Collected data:
***

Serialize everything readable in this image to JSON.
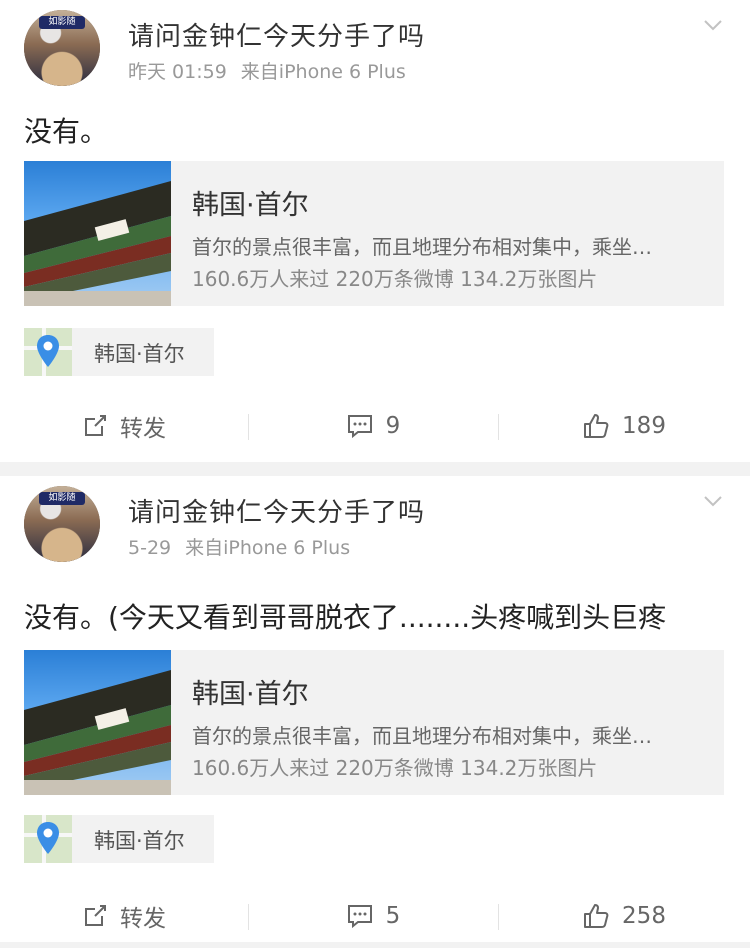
{
  "posts": [
    {
      "username": "请问金钟仁今天分手了吗",
      "time": "昨天 01:59",
      "source": "来自iPhone 6 Plus",
      "text": "没有。",
      "avatar_tag": "如影随",
      "card": {
        "title": "韩国·首尔",
        "description": "首尔的景点很丰富，而且地理分布相对集中，乘坐…",
        "stats": "160.6万人来过 220万条微博 134.2万张图片"
      },
      "location": "韩国·首尔",
      "actions": {
        "repost": "转发",
        "comments": "9",
        "likes": "189"
      }
    },
    {
      "username": "请问金钟仁今天分手了吗",
      "time": "5-29",
      "source": "来自iPhone 6 Plus",
      "text": "没有。(今天又看到哥哥脱衣了........头疼喊到头巨疼",
      "avatar_tag": "如影随",
      "card": {
        "title": "韩国·首尔",
        "description": "首尔的景点很丰富，而且地理分布相对集中，乘坐…",
        "stats": "160.6万人来过 220万条微博 134.2万张图片"
      },
      "location": "韩国·首尔",
      "actions": {
        "repost": "转发",
        "comments": "5",
        "likes": "258"
      }
    }
  ],
  "colors": {
    "background": "#f2f2f2",
    "card": "#f2f2f2",
    "meta_text": "#999999",
    "pin": "#3a8ee6"
  },
  "icons": [
    "avatar",
    "chevron-down-icon",
    "map-pin-icon",
    "repost-icon",
    "comment-icon",
    "like-icon"
  ]
}
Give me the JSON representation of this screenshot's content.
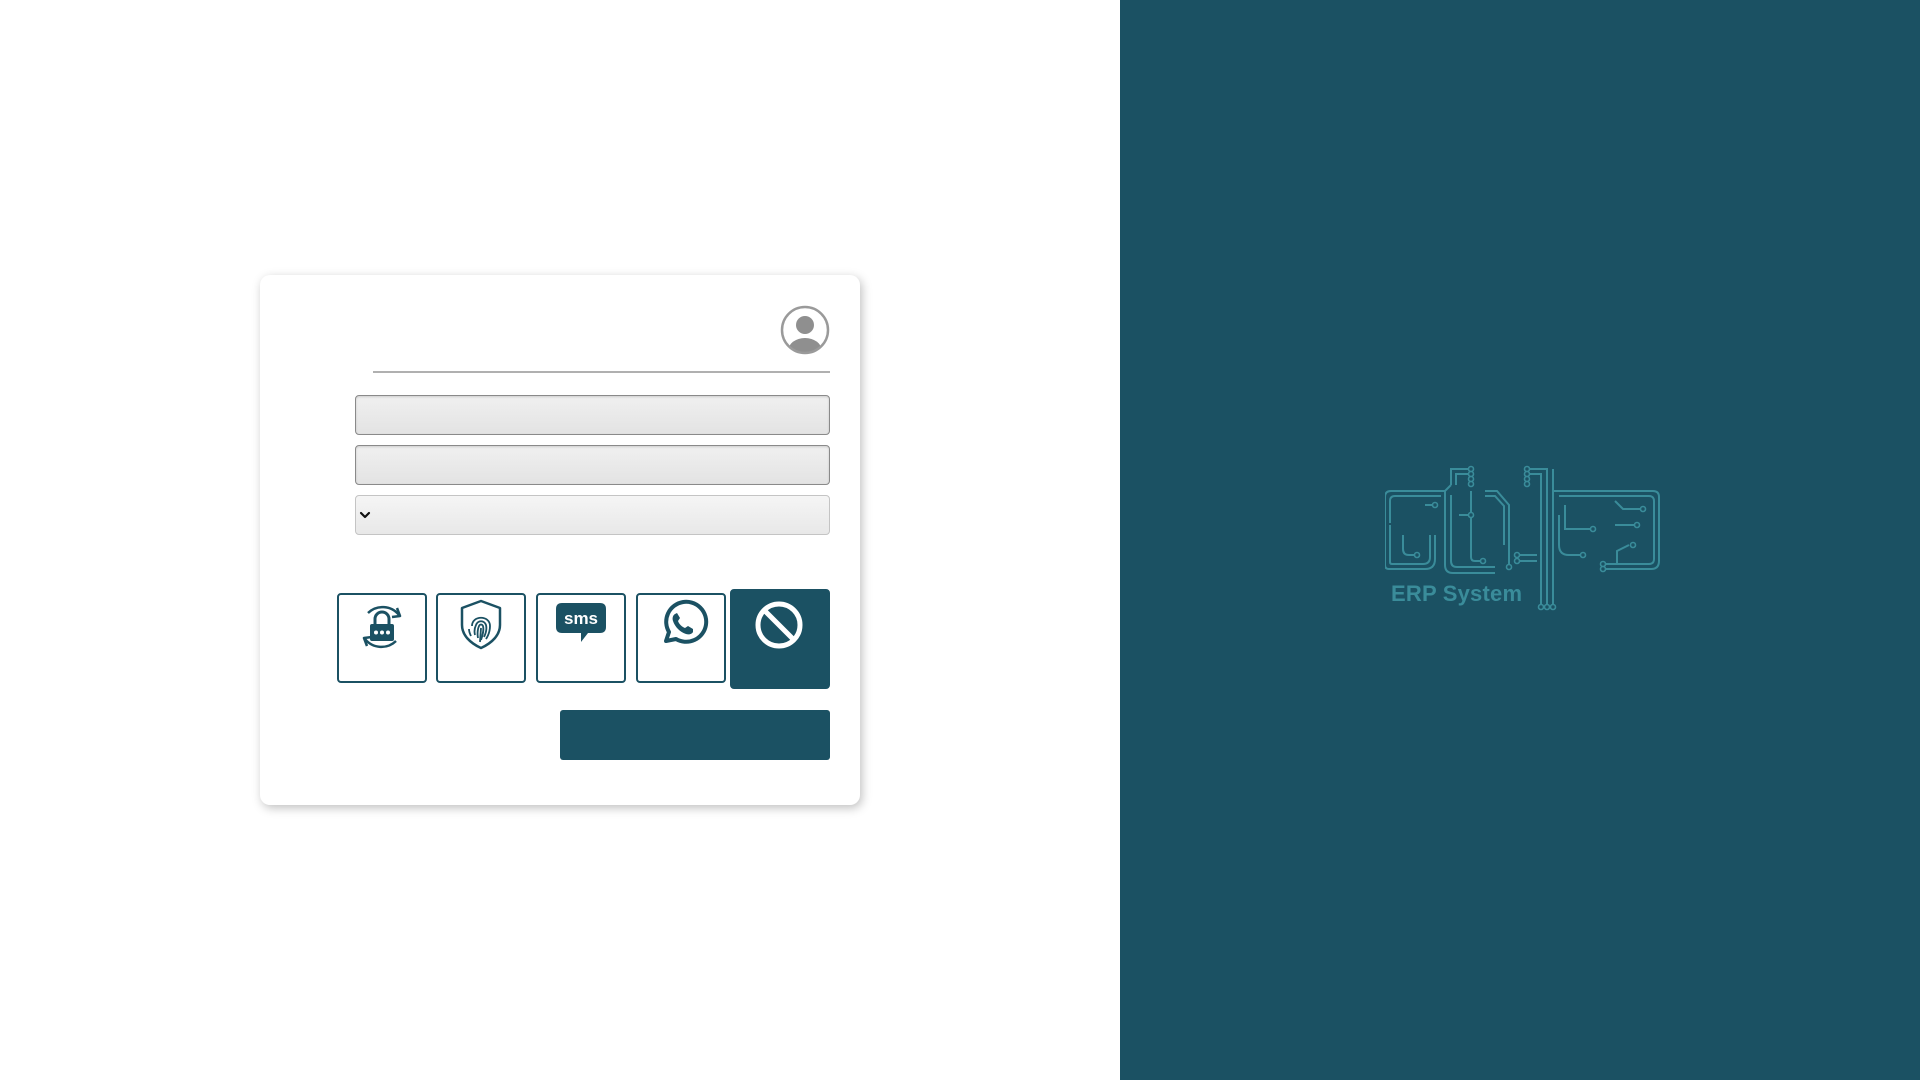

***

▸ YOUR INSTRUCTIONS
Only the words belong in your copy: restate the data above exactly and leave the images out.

▸ ANSWER SPACE
Serialize everything readable in this image to JSON.
{
  "posts": [
    {
      "username": "请问金钟仁今天分手了吗",
      "time": "昨天 01:59",
      "source": "来自iPhone 6 Plus",
      "text": "没有。",
      "avatar_tag": "如影随",
      "card": {
        "title": "韩国·首尔",
        "description": "首尔的景点很丰富，而且地理分布相对集中，乘坐…",
        "stats": "160.6万人来过 220万条微博 134.2万张图片"
      },
      "location": "韩国·首尔",
      "actions": {
        "repost": "转发",
        "comments": "9",
        "likes": "189"
      }
    },
    {
      "username": "请问金钟仁今天分手了吗",
      "time": "5-29",
      "source": "来自iPhone 6 Plus",
      "text": "没有。(今天又看到哥哥脱衣了........头疼喊到头巨疼",
      "avatar_tag": "如影随",
      "card": {
        "title": "韩国·首尔",
        "description": "首尔的景点很丰富，而且地理分布相对集中，乘坐…",
        "stats": "160.6万人来过 220万条微博 134.2万张图片"
      },
      "location": "韩国·首尔",
      "actions": {
        "repost": "转发",
        "comments": "5",
        "likes": "258"
      }
    }
  ],
  "colors": {
    "background": "#f2f2f2",
    "card": "#f2f2f2",
    "meta_text": "#999999",
    "pin": "#3a8ee6"
  },
  "icons": [
    "avatar",
    "chevron-down-icon",
    "map-pin-icon",
    "repost-icon",
    "comment-icon",
    "like-icon"
  ]
}
Give me the JSON representation of this screenshot's content.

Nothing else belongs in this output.